In college, I learned the power of the printed word. Careful attention to sentence structure, vocabulary and style in any academic paper could be the difference between an A or a C. Once, a well-meaning professor, slapped a freshly graded philosophy paper onto my desk and said, “If this music thing doesn’t work out for you, you could always make it as a writer.” He probably meant it as a compliment, but at age 20, I was filled with too many doubts about my worthiness as a musician to appreciate it.

When I began teaching elementary school music, I learned the power of the synonym and the metaphor. I wanted my young students to develop a richer vocabulary, so when I deliberately used a word unfamiliar to them, I’d follow it in the same sentence with a metaphor or a series of synonyms to clarify its meaning.

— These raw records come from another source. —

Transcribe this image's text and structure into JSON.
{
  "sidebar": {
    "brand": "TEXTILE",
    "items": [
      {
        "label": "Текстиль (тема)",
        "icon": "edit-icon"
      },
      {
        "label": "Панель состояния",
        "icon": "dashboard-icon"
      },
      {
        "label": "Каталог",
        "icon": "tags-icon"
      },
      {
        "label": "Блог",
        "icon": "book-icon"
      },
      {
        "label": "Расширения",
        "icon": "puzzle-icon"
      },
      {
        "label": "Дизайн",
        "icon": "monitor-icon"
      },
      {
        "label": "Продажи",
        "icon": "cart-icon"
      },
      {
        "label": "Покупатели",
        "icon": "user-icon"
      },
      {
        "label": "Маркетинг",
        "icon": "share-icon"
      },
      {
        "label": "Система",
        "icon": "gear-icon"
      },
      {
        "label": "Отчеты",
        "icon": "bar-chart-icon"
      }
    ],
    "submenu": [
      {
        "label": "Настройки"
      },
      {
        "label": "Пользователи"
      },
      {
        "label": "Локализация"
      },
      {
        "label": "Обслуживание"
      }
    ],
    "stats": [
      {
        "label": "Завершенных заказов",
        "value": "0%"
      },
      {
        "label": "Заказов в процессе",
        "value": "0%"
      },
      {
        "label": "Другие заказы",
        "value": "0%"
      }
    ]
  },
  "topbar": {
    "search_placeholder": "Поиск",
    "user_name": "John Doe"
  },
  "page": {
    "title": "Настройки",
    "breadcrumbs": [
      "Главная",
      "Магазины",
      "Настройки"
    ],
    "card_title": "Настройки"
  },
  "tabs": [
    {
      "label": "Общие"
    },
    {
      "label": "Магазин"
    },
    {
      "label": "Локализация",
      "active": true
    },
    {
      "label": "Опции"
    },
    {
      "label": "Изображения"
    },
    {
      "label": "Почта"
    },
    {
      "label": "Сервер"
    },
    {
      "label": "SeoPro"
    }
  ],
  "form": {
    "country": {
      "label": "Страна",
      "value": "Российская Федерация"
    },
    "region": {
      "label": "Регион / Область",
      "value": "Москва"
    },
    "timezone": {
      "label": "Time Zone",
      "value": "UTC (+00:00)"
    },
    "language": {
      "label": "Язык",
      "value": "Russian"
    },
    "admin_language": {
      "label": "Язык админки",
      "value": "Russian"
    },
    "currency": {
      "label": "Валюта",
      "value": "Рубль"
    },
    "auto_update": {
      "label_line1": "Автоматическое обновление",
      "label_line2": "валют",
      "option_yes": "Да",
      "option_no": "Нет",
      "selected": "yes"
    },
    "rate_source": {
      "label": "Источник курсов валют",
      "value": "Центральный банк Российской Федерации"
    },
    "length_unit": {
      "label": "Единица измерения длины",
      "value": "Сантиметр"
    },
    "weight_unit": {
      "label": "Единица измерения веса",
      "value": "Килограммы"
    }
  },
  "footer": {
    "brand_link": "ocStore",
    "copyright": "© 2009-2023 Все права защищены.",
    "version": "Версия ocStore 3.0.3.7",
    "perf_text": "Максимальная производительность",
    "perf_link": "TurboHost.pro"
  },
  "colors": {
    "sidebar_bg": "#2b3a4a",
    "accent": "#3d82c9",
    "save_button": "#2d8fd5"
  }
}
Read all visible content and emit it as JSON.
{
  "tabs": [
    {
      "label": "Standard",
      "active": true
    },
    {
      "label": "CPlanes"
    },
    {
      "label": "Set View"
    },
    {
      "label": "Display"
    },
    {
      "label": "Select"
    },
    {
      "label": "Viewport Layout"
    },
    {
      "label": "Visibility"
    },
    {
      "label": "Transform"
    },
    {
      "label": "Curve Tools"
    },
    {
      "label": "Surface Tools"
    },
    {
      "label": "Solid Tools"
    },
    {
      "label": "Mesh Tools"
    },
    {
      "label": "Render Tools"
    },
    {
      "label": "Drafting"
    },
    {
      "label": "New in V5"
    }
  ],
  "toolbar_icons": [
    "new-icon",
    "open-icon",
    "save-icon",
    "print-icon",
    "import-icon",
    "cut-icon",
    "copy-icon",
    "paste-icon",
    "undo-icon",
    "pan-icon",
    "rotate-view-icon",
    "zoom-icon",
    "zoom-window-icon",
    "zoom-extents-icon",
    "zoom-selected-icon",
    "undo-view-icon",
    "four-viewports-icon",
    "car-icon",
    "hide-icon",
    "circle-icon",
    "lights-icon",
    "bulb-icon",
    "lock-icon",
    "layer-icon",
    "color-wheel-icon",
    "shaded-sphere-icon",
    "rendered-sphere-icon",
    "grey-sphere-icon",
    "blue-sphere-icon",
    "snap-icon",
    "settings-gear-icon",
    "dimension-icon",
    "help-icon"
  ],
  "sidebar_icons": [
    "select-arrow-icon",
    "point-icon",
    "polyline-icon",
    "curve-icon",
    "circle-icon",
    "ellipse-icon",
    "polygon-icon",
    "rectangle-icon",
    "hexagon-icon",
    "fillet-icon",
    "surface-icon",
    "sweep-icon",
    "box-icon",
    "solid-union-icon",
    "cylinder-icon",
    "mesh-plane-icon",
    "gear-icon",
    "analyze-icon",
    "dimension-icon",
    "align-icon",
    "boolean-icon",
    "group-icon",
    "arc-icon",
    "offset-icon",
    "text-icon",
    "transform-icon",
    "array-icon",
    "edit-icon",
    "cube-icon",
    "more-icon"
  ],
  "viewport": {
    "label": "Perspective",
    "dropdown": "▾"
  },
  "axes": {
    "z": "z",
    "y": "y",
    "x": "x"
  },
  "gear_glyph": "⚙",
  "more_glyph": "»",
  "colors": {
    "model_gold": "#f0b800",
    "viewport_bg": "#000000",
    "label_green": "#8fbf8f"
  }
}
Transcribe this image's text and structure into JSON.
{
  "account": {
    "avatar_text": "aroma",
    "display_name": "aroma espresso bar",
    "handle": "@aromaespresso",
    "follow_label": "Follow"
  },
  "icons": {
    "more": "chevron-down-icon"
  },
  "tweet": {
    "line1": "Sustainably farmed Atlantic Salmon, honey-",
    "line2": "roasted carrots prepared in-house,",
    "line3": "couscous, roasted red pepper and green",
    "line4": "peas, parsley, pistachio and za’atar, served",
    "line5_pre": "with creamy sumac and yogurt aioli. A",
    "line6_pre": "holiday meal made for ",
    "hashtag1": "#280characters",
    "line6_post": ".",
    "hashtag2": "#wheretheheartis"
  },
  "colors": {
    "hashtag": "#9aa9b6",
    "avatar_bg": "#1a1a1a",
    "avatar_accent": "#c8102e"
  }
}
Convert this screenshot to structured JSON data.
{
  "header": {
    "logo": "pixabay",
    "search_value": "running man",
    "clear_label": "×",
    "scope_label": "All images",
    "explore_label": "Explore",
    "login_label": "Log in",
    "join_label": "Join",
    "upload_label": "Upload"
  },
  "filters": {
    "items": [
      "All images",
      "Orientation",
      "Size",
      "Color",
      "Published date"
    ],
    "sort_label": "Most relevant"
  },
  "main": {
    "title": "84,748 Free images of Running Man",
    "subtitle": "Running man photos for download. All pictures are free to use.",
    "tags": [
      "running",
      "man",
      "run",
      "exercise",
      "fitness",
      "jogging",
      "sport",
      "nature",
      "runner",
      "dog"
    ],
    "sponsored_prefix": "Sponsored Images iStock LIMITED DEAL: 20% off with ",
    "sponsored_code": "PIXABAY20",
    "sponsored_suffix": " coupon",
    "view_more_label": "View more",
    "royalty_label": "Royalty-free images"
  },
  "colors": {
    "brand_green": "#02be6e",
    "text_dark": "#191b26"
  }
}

As the artistic director of the Pennsylvania Youth Chorale, I learned the power of the detail. If I wanted the parents of my choristers to have their young singers at the right concert venue, on time, dressed in the proper uniform, with all their performance equipment in tow, I needed to be very specific in my weekly communications. If I wanted them to read that email, I had to be succinct.

Through a lifetime of extensive journaling I learned the power of honesty and vulnerability in my writing. Journals that hold my travel and meditation experiences, my nightly dreams and daily adventures, are treasure chests of the most intimate parts of myself.

In my 70th year, a traumatic personal crisis shook my world and threatened my very being. When I needed them most, the words I had served all those years, gathered to serve me. They comforted, healed, and eventually propelled me forward into a new relationship with them—into a  life-sustaining love affair with memoir.